Task goal: Please print every record below exactly as it appears, but leave out the pictures.

────────────────────────────────────────

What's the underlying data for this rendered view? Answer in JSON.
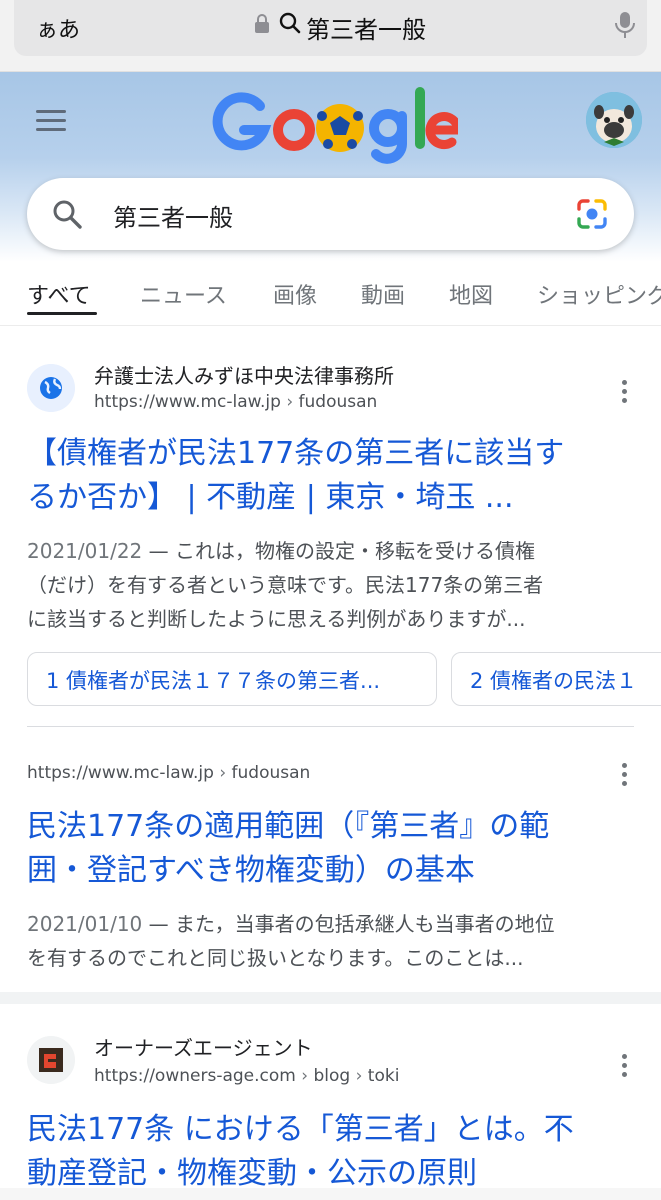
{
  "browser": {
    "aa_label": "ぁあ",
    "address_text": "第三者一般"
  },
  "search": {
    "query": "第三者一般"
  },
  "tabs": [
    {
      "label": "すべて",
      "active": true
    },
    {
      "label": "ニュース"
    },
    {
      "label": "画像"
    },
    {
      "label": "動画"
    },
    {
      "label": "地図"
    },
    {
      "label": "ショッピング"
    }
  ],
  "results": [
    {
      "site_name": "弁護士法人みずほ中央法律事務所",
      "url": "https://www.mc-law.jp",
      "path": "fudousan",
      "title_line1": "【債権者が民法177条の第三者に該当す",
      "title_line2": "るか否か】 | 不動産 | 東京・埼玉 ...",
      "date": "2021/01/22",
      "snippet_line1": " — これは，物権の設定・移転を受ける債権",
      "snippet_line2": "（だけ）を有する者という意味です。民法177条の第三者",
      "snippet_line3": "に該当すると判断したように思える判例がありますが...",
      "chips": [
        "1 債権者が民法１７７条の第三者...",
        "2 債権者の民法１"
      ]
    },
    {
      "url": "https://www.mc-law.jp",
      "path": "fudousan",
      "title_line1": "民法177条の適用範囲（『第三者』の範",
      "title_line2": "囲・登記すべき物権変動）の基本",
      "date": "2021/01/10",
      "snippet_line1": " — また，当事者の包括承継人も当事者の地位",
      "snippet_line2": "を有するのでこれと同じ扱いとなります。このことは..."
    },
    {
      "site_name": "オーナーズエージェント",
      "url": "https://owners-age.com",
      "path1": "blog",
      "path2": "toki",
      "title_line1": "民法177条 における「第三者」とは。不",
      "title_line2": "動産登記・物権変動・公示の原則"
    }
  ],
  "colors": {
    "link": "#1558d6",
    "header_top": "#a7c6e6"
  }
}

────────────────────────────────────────

Task response:
What's the underlying data for this rendered view? Answer in JSON.
{
  "browser": {
    "aa_label": "ぁあ",
    "address_text": "第三者一般"
  },
  "search": {
    "query": "第三者一般"
  },
  "tabs": [
    {
      "label": "すべて",
      "active": true
    },
    {
      "label": "ニュース"
    },
    {
      "label": "画像"
    },
    {
      "label": "動画"
    },
    {
      "label": "地図"
    },
    {
      "label": "ショッピング"
    }
  ],
  "results": [
    {
      "site_name": "弁護士法人みずほ中央法律事務所",
      "url": "https://www.mc-law.jp",
      "path": "fudousan",
      "title_line1": "【債権者が民法177条の第三者に該当す",
      "title_line2": "るか否か】 | 不動産 | 東京・埼玉 ...",
      "date": "2021/01/22",
      "snippet_line1": " — これは，物権の設定・移転を受ける債権",
      "snippet_line2": "（だけ）を有する者という意味です。民法177条の第三者",
      "snippet_line3": "に該当すると判断したように思える判例がありますが...",
      "chips": [
        "1 債権者が民法１７７条の第三者...",
        "2 債権者の民法１"
      ]
    },
    {
      "url": "https://www.mc-law.jp",
      "path": "fudousan",
      "title_line1": "民法177条の適用範囲（『第三者』の範",
      "title_line2": "囲・登記すべき物権変動）の基本",
      "date": "2021/01/10",
      "snippet_line1": " — また，当事者の包括承継人も当事者の地位",
      "snippet_line2": "を有するのでこれと同じ扱いとなります。このことは..."
    },
    {
      "site_name": "オーナーズエージェント",
      "url": "https://owners-age.com",
      "path1": "blog",
      "path2": "toki",
      "title_line1": "民法177条 における「第三者」とは。不",
      "title_line2": "動産登記・物権変動・公示の原則"
    }
  ],
  "colors": {
    "link": "#1558d6",
    "header_top": "#a7c6e6"
  }
}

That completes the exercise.